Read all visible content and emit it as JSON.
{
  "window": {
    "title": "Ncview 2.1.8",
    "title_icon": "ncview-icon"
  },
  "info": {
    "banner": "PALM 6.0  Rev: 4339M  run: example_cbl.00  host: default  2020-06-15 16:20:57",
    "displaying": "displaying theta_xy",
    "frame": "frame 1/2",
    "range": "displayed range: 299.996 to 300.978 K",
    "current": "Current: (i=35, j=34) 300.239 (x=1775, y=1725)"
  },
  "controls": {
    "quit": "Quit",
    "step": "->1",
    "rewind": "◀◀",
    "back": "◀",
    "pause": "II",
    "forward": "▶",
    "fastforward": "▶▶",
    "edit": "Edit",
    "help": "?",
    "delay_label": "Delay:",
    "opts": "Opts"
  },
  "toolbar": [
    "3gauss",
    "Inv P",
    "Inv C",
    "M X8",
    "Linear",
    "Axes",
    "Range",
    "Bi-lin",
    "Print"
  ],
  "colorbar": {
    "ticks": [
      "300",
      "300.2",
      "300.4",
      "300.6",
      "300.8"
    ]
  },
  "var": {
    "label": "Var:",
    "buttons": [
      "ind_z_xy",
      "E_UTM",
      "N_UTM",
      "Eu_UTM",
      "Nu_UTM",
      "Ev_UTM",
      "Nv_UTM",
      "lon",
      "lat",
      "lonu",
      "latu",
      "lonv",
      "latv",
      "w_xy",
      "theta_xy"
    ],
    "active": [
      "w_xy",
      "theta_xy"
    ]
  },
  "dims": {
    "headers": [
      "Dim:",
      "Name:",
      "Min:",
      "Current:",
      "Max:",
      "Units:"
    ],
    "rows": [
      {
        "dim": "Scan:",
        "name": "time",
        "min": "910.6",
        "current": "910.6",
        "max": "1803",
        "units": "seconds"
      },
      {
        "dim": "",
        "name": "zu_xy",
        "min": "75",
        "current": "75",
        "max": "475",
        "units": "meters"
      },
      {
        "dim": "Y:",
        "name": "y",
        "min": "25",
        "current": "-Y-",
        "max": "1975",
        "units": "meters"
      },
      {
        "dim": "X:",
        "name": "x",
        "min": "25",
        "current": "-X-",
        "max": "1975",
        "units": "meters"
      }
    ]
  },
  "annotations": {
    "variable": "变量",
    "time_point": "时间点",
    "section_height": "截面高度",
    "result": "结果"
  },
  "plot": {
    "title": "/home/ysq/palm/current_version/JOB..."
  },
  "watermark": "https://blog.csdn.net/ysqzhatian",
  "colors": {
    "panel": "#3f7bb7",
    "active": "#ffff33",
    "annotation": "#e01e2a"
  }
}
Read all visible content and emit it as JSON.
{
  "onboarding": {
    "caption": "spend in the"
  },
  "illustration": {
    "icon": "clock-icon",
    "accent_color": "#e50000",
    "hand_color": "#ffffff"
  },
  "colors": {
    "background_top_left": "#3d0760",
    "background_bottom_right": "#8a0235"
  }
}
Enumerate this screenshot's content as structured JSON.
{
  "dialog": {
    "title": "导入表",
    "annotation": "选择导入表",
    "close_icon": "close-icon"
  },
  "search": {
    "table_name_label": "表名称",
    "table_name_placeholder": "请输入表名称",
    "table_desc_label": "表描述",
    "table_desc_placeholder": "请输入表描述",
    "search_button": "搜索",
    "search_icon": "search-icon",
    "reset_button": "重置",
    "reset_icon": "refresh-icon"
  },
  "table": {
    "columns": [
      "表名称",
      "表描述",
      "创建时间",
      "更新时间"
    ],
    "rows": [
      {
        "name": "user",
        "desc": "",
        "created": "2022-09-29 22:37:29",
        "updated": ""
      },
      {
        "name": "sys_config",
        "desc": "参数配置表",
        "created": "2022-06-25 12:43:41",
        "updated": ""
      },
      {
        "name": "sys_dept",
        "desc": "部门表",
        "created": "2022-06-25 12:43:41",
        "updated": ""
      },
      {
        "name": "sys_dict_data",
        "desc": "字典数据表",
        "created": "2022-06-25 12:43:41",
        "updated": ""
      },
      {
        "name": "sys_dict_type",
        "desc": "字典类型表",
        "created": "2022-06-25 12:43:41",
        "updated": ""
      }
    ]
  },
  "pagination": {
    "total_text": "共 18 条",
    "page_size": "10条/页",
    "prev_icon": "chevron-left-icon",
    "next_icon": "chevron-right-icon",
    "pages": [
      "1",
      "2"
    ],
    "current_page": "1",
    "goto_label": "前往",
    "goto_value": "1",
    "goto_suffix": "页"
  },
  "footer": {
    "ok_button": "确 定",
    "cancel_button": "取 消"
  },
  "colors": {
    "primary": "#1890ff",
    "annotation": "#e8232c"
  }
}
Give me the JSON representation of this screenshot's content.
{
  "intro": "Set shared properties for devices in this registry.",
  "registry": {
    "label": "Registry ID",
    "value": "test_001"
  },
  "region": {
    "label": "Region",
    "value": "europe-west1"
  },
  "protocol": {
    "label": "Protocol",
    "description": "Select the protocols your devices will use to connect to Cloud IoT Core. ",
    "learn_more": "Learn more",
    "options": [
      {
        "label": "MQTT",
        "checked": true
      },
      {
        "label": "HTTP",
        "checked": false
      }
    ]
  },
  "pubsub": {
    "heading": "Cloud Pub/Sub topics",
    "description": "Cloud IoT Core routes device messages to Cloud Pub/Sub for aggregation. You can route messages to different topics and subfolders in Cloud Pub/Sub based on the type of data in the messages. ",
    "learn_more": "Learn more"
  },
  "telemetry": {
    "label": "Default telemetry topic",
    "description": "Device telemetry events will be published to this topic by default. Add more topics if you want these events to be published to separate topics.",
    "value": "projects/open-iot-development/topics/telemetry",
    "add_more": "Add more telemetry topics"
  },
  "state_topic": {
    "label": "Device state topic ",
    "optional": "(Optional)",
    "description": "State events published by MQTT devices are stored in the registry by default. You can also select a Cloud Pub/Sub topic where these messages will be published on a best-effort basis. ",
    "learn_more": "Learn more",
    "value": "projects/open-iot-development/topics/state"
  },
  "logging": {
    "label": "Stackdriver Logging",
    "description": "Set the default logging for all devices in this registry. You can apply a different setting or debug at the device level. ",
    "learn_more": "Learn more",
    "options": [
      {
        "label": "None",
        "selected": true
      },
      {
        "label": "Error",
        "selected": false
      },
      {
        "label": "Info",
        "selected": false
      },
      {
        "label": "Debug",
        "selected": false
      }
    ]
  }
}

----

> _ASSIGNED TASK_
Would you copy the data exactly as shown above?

> _RESPONSE AREA_
Read all visible content and emit it as JSON.
{
  "window": {
    "title": "Ncview 2.1.8",
    "title_icon": "ncview-icon"
  },
  "info": {
    "banner": "PALM 6.0  Rev: 4339M  run: example_cbl.00  host: default  2020-06-15 16:20:57",
    "displaying": "displaying theta_xy",
    "frame": "frame 1/2",
    "range": "displayed range: 299.996 to 300.978 K",
    "current": "Current: (i=35, j=34) 300.239 (x=1775, y=1725)"
  },
  "controls": {
    "quit": "Quit",
    "step": "->1",
    "rewind": "◀◀",
    "back": "◀",
    "pause": "II",
    "forward": "▶",
    "fastforward": "▶▶",
    "edit": "Edit",
    "help": "?",
    "delay_label": "Delay:",
    "opts": "Opts"
  },
  "toolbar": [
    "3gauss",
    "Inv P",
    "Inv C",
    "M X8",
    "Linear",
    "Axes",
    "Range",
    "Bi-lin",
    "Print"
  ],
  "colorbar": {
    "ticks": [
      "300",
      "300.2",
      "300.4",
      "300.6",
      "300.8"
    ]
  },
  "var": {
    "label": "Var:",
    "buttons": [
      "ind_z_xy",
      "E_UTM",
      "N_UTM",
      "Eu_UTM",
      "Nu_UTM",
      "Ev_UTM",
      "Nv_UTM",
      "lon",
      "lat",
      "lonu",
      "latu",
      "lonv",
      "latv",
      "w_xy",
      "theta_xy"
    ],
    "active": [
      "w_xy",
      "theta_xy"
    ]
  },
  "dims": {
    "headers": [
      "Dim:",
      "Name:",
      "Min:",
      "Current:",
      "Max:",
      "Units:"
    ],
    "rows": [
      {
        "dim": "Scan:",
        "name": "time",
        "min": "910.6",
        "current": "910.6",
        "max": "1803",
        "units": "seconds"
      },
      {
        "dim": "",
        "name": "zu_xy",
        "min": "75",
        "current": "75",
        "max": "475",
        "units": "meters"
      },
      {
        "dim": "Y:",
        "name": "y",
        "min": "25",
        "current": "-Y-",
        "max": "1975",
        "units": "meters"
      },
      {
        "dim": "X:",
        "name": "x",
        "min": "25",
        "current": "-X-",
        "max": "1975",
        "units": "meters"
      }
    ]
  },
  "annotations": {
    "variable": "变量",
    "time_point": "时间点",
    "section_height": "截面高度",
    "result": "结果"
  },
  "plot": {
    "title": "/home/ysq/palm/current_version/JOB..."
  },
  "watermark": "https://blog.csdn.net/ysqzhatian",
  "colors": {
    "panel": "#3f7bb7",
    "active": "#ffff33",
    "annotation": "#e01e2a"
  }
}
Read all visible content and emit it as JSON.
{
  "onboarding": {
    "caption": "spend in the"
  },
  "illustration": {
    "icon": "clock-icon",
    "accent_color": "#e50000",
    "hand_color": "#ffffff"
  },
  "colors": {
    "background_top_left": "#3d0760",
    "background_bottom_right": "#8a0235"
  }
}
Enumerate this screenshot's content as structured JSON.
{
  "dialog": {
    "title": "导入表",
    "annotation": "选择导入表",
    "close_icon": "close-icon"
  },
  "search": {
    "table_name_label": "表名称",
    "table_name_placeholder": "请输入表名称",
    "table_desc_label": "表描述",
    "table_desc_placeholder": "请输入表描述",
    "search_button": "搜索",
    "search_icon": "search-icon",
    "reset_button": "重置",
    "reset_icon": "refresh-icon"
  },
  "table": {
    "columns": [
      "表名称",
      "表描述",
      "创建时间",
      "更新时间"
    ],
    "rows": [
      {
        "name": "user",
        "desc": "",
        "created": "2022-09-29 22:37:29",
        "updated": ""
      },
      {
        "name": "sys_config",
        "desc": "参数配置表",
        "created": "2022-06-25 12:43:41",
        "updated": ""
      },
      {
        "name": "sys_dept",
        "desc": "部门表",
        "created": "2022-06-25 12:43:41",
        "updated": ""
      },
      {
        "name": "sys_dict_data",
        "desc": "字典数据表",
        "created": "2022-06-25 12:43:41",
        "updated": ""
      },
      {
        "name": "sys_dict_type",
        "desc": "字典类型表",
        "created": "2022-06-25 12:43:41",
        "updated": ""
      }
    ]
  },
  "pagination": {
    "total_text": "共 18 条",
    "page_size": "10条/页",
    "prev_icon": "chevron-left-icon",
    "next_icon": "chevron-right-icon",
    "pages": [
      "1",
      "2"
    ],
    "current_page": "1",
    "goto_label": "前往",
    "goto_value": "1",
    "goto_suffix": "页"
  },
  "footer": {
    "ok_button": "确 定",
    "cancel_button": "取 消"
  },
  "colors": {
    "primary": "#1890ff",
    "annotation": "#e8232c"
  }
}
Give me the JSON representation of this screenshot's content.
{
  "intro": "Set shared properties for devices in this registry.",
  "registry": {
    "label": "Registry ID",
    "value": "test_001"
  },
  "region": {
    "label": "Region",
    "value": "europe-west1"
  },
  "protocol": {
    "label": "Protocol",
    "description": "Select the protocols your devices will use to connect to Cloud IoT Core. ",
    "learn_more": "Learn more",
    "options": [
      {
        "label": "MQTT",
        "checked": true
      },
      {
        "label": "HTTP",
        "checked": false
      }
    ]
  },
  "pubsub": {
    "heading": "Cloud Pub/Sub topics",
    "description": "Cloud IoT Core routes device messages to Cloud Pub/Sub for aggregation. You can route messages to different topics and subfolders in Cloud Pub/Sub based on the type of data in the messages. ",
    "learn_more": "Learn more"
  },
  "telemetry": {
    "label": "Default telemetry topic",
    "description": "Device telemetry events will be published to this topic by default. Add more topics if you want these events to be published to separate topics.",
    "value": "projects/open-iot-development/topics/telemetry",
    "add_more": "Add more telemetry topics"
  },
  "state_topic": {
    "label": "Device state topic ",
    "optional": "(Optional)",
    "description": "State events published by MQTT devices are stored in the registry by default. You can also select a Cloud Pub/Sub topic where these messages will be published on a best-effort basis. ",
    "learn_more": "Learn more",
    "value": "projects/open-iot-development/topics/state"
  },
  "logging": {
    "label": "Stackdriver Logging",
    "description": "Set the default logging for all devices in this registry. You can apply a different setting or debug at the device level. ",
    "learn_more": "Learn more",
    "options": [
      {
        "label": "None",
        "selected": true
      },
      {
        "label": "Error",
        "selected": false
      },
      {
        "label": "Info",
        "selected": false
      },
      {
        "label": "Debug",
        "selected": false
      }
    ]
  }
}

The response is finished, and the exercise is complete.